## Activity:
Where does the word "ellipse" occur in the material? Copy each line that has it.

## The data:

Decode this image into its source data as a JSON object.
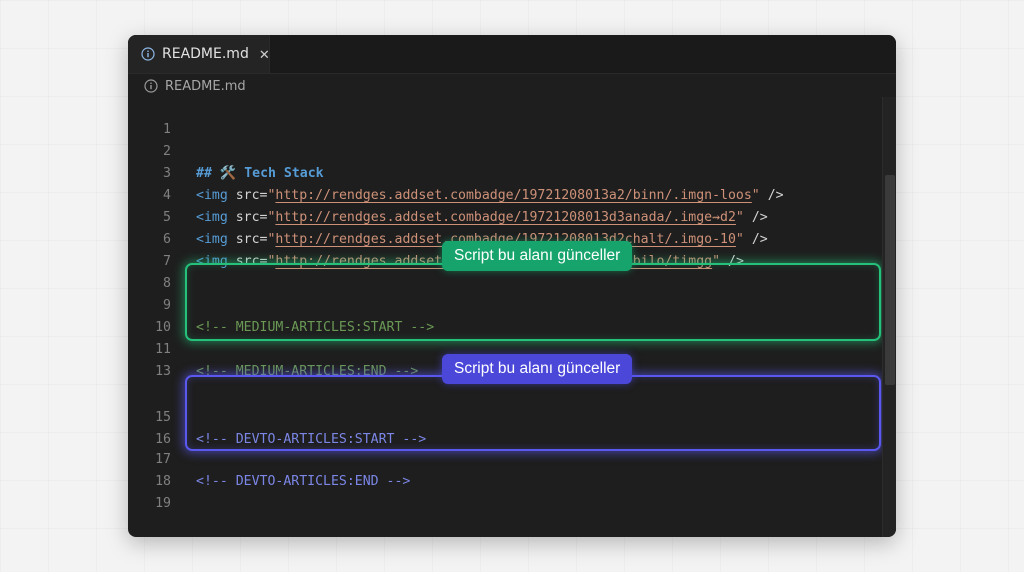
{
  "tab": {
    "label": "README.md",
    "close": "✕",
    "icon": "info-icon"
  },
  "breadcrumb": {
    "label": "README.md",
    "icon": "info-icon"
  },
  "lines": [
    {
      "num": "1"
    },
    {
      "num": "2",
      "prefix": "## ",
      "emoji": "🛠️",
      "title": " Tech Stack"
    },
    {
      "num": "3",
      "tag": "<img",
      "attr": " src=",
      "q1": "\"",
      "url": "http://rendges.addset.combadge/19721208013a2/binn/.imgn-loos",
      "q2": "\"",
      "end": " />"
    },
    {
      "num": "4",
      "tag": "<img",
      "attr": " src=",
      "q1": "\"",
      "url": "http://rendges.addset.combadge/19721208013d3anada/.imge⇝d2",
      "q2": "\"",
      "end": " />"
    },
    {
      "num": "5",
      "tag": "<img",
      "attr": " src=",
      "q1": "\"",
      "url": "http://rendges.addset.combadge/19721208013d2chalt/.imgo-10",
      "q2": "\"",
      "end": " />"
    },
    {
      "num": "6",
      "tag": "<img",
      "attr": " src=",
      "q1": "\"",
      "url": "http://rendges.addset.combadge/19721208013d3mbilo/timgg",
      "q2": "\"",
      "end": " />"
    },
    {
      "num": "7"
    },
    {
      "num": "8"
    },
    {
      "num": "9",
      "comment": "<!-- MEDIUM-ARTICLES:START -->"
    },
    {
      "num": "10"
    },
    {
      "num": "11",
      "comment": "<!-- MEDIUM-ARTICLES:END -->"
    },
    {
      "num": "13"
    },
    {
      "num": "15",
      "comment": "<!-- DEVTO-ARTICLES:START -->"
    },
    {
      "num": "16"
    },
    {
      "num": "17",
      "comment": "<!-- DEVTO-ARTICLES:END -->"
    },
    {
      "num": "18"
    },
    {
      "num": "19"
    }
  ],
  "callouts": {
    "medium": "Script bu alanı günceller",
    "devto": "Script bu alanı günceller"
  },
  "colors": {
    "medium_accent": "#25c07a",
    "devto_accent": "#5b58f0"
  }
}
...
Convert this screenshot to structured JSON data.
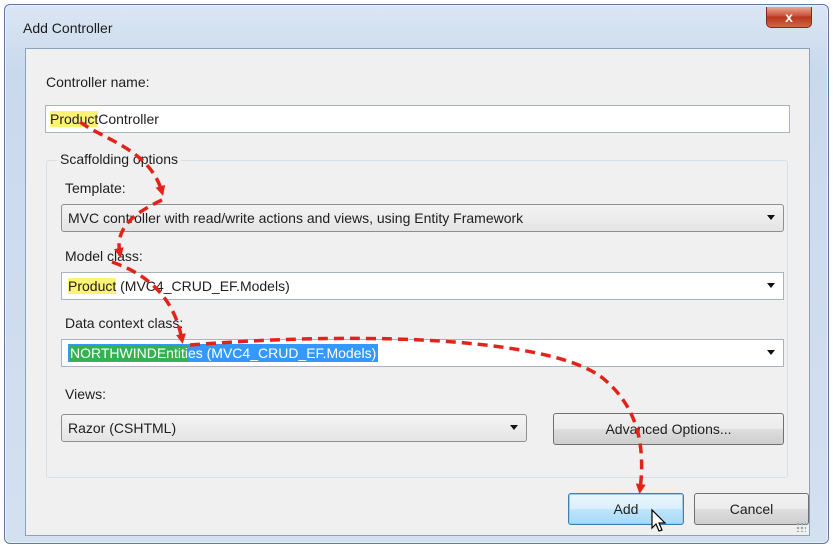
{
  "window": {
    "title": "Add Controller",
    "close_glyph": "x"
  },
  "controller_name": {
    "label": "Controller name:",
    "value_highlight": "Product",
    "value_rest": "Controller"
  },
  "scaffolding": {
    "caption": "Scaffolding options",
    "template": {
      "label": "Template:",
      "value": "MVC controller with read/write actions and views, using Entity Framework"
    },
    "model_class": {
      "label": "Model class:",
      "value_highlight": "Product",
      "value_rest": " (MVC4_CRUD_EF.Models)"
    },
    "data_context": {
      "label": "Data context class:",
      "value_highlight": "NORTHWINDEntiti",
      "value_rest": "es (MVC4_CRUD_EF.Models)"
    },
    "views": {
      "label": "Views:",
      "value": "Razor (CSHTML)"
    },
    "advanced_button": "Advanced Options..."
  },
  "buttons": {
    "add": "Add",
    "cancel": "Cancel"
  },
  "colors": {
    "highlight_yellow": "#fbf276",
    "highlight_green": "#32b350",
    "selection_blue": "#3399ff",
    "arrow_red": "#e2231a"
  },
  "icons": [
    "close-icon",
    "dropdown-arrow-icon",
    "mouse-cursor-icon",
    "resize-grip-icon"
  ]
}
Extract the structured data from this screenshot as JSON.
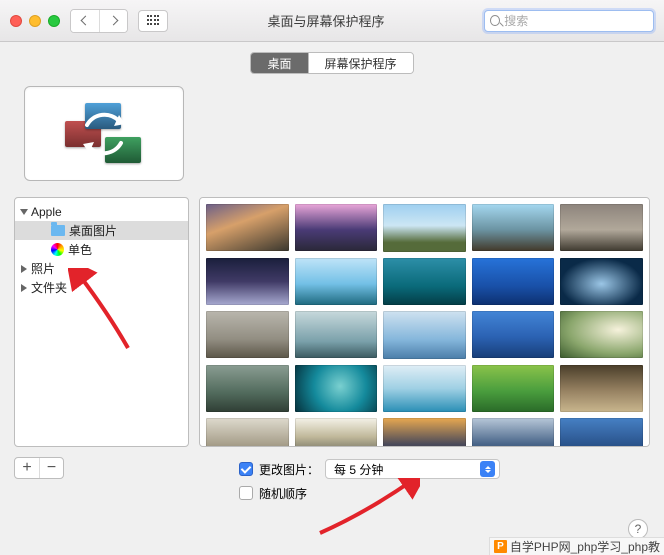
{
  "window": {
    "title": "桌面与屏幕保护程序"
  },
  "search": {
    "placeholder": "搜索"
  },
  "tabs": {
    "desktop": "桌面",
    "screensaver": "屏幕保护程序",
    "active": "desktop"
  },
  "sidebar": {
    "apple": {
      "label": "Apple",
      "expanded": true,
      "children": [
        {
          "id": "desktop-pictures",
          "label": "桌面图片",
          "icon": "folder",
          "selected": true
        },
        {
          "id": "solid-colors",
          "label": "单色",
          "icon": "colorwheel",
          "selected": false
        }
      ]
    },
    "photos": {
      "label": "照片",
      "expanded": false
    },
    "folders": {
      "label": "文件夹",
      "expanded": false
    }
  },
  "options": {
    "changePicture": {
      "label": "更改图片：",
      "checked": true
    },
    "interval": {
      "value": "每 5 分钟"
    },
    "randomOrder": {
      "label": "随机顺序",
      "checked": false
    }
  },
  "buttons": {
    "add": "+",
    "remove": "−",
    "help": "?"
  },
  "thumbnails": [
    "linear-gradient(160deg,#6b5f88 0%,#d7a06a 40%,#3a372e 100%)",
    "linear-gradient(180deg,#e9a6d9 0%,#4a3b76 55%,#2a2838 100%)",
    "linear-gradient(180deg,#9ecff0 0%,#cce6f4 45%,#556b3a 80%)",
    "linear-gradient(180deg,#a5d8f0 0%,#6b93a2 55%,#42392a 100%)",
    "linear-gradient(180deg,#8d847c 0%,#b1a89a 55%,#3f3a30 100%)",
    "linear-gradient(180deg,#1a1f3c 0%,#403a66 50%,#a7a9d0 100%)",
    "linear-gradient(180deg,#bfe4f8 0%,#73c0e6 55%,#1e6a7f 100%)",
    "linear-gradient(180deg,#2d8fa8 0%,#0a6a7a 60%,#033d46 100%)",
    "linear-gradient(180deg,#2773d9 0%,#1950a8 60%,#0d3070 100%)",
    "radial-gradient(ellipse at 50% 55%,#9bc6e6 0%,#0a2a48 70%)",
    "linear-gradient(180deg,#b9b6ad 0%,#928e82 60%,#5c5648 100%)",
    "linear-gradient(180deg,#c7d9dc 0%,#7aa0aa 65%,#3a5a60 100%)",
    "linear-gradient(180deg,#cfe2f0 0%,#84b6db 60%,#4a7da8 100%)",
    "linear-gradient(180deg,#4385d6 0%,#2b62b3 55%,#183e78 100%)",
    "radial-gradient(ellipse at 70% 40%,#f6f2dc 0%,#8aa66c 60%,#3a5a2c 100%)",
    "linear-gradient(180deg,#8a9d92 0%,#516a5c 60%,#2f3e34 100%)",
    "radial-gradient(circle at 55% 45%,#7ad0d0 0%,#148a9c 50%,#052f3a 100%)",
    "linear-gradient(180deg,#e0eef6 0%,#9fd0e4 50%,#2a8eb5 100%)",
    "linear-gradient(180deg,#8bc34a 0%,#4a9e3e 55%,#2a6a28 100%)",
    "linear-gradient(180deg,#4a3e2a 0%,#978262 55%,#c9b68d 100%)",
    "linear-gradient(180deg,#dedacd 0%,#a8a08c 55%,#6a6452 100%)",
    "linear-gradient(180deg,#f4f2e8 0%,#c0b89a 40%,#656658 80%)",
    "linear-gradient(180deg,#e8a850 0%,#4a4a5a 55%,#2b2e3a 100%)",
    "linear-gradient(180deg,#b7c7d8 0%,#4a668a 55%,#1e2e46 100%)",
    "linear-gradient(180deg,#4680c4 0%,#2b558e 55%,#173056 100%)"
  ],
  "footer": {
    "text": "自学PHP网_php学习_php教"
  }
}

## Result of the exercise:
    "radial-gradient(ellipse at 50% 55%,#9bc6e6 0%,#0a2a48 70%)",
    "radial-gradient(ellipse at 70% 40%,#f6f2dc 0%,#8aa66c 60%,#3a5a2c 100%)",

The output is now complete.